5 Tips for Discipling the Next Generation

Nathan Burdick

January 15, 2023

 

When it comes to discipling the next generation, you will find a litany of resources. Just google that phrase (like I just did) and in a fraction of a second you will have 5.7 million resources at your fingertips! Even if only 10% are any good, that’s still 500,000 resources. Pretty incredible. 

 

I’m not surprised. Especially considering the current cultural trends. Young people are leaving behind the church and Christianity in droves. 

 

My wife and I have been in youth ministry for just shy of a decade, longer than we have been married. Our youth group, aptly named FriendZ (because things can get a little crazy) is designed for students on the fringes of society. Our goal is to be the church to a group of people who may not ever step into a traditional church setting. 

 

It hasn’t been easy. We are constantly wrestling with hard questions and searching for how to best serve and represent Jesus to these students on the fridge. We have had some incredibly bad days, but some incredibly good days as well. God has done some amazing things in some truly messy situations. He really is the God portrayed in the Bible; patient, slow to wrath, abounding in steadfast love and faithfulness, just, righteous, and good. 

How to Disciple the Next Generation

We have learned so many lessons along the way. Here are a few of my best tips for discipling the next generation:

 

  1. Connect students to Jesus. Everyone has a theory about why young people are leaving the church in droves. Here is mine: They haven’t met the living Jesus. From my perspective the most common distinguishing factor between a student who follows Jesus after graduation and a student who doesn’t is if they have a real personal relationship with God. It’s so simple — but not easy. As a 19-year-old the living Jesus changed my whole life. I have stuck with Jesus through some very difficult moments, even my own personal deconstruction, because I know Him. We need to connect students to Jesus, not just to the church, or to the youth ministry, or even ourselves. 

 

  1. Practice what you preach. Just like any other generation, the next generation is not going to let blatant hypocrisy slide. Jesus said it best, “ In the same way, let your good deeds shine out for all to see, so that everyone will praise your heavenly Father.” (Matt 5:16) My wife and I have had a voice in the lives of students who are flat out against God because we strive to practice what we preach. We have had students trying to get their friends to come to FriendZ say, “These people are different. You can trust them.” All glory to God! But it’s because we practice what we preach. This cannot be overstated. We need to think missionally. In a missional context what you do is as important as what you say. Words without actions are empty. And as an added benefit, by living out Jesus’ commands, you are disciplining your students to actually follow Jesus and His commands, not just know His words or facts about Him.  

 

  1. Practice lifestyle Christian mentoring. Preaching has its place, I am a preacher, I know the value of it. I also see the state of the church here in the USA and take note that there is a lack of maturity. Before I had any kind of pastoral role in my local church, I met an elderly woman who had spent every Sunday of her life in a pew. To my surprise, during our conversation, she had recommended that we pray to a dead person. I was astounded at the lack of biblical knowledge; Jesus is the only intercessor we need (1 Tim 2:5). Sunday-pew-sitting was clearly not enough for this woman. She needed to be mentored. Same is true for the next generation. If we want to see them thrive, we need to do more than talk at them. We need to engage them in the conversation and show them how to follow Jesus. Jesus did it (and I would argue, presently does it) so should we. 

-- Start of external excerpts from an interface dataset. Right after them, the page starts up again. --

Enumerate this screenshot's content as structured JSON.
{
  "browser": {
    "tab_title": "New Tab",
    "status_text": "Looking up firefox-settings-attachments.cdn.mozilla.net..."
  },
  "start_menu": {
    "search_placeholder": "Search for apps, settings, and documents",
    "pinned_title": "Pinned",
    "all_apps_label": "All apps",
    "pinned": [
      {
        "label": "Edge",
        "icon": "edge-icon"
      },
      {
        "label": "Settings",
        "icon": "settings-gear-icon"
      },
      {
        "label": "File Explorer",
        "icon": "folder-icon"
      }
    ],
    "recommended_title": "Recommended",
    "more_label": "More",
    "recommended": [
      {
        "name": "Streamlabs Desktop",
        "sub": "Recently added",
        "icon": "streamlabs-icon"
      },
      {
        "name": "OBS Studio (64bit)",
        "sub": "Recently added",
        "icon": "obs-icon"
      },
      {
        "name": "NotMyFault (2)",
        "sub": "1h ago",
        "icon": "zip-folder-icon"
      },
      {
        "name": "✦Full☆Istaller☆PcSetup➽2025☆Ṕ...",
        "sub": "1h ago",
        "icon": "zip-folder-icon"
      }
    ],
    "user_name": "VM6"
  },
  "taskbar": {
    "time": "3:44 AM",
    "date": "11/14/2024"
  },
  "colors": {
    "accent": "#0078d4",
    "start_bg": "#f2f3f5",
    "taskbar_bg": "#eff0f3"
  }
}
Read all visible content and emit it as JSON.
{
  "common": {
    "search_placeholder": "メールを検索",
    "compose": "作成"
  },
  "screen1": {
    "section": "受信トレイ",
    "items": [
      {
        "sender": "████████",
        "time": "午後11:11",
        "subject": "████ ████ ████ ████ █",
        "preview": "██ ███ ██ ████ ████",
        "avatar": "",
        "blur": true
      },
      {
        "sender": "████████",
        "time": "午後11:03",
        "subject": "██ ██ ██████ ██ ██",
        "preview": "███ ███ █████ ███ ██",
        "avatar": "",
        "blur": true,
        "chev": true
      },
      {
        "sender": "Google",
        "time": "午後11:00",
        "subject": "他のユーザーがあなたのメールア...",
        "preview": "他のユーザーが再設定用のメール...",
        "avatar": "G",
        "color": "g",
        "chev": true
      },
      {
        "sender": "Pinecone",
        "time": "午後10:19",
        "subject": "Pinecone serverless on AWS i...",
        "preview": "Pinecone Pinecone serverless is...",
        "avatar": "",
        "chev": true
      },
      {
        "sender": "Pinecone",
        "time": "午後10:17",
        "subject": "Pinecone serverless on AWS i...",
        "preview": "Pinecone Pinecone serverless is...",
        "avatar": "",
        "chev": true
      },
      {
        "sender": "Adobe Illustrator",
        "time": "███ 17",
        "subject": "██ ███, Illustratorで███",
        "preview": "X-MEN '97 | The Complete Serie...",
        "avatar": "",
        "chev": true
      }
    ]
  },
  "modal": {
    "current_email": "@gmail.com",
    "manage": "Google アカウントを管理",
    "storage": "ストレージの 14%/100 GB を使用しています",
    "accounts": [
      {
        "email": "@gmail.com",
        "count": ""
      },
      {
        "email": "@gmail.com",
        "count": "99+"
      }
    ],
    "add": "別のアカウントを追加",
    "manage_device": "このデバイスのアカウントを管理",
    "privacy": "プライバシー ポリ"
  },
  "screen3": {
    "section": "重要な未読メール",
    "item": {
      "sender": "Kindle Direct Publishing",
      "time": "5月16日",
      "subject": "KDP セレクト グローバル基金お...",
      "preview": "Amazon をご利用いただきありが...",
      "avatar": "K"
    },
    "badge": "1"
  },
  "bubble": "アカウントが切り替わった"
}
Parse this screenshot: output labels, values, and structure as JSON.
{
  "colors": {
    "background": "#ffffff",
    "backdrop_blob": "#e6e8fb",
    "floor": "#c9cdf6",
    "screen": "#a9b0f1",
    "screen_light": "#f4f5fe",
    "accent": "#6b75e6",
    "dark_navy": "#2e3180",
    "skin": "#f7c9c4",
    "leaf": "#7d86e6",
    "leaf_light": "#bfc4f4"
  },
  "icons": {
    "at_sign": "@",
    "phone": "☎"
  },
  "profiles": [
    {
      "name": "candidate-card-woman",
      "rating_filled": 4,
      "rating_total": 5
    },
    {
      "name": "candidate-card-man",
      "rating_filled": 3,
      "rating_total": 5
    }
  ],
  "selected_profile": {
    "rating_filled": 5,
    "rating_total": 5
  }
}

  • Engage difficult questions and hard biblical truths: If you don’t, who will? I believe that avoiding these questions sets students up for failure, specifically sets them up to have their whole world view crumble when it is challenged in any way. I know many students, whose entire faith has crumbled, because their leaders engaged in the proclamation of Christian Truth but avoided difficult questions.

     

Should we proclaim the authority of the word of God? Of Course!

 

Should we also teach them how to know why it's trustworthy? YES!

 

Both are essential!

 

I believe one of the major reasons deconstruction is so damaging, is because students have no safety net. Imagine the difference in the conversation if they deconstructed at youth group rather than in philosophy 101? And you better believe that students are capable of such conversations. Some of the best questions I have ever heard come from a 7th grader in my group. 

 

  1. Do not abandon truth to make students comfortable. Students are hungry for truth. Proclaim God’s word confident of its truth. Always with love and respect, but always the whole truth. We have had many kinds of students walk through the doors of our youth group. Many. Any kind of religion you could think of, the full LGBTQIA+ spectrum, we once had a brother and sister who firmly believed that demons were trustworthy. I mean we have had them all. I have never watered-down God’s word in an effort to not hurt their feelings. I have spoken gently, understanding the gravity of what I’m saying in the lives of those listening. But I have never changed or withheld truth. In many cases students end up agreeing that what I share is true. We have had students turn from sin-filled lifestyles as they hear truth. Just this last year we had a guy ditch animism for Jesus. On other occasions we have had students leave behind sexual sins and bad relationships. Stand on the truth of God’s word. Your students will thank you!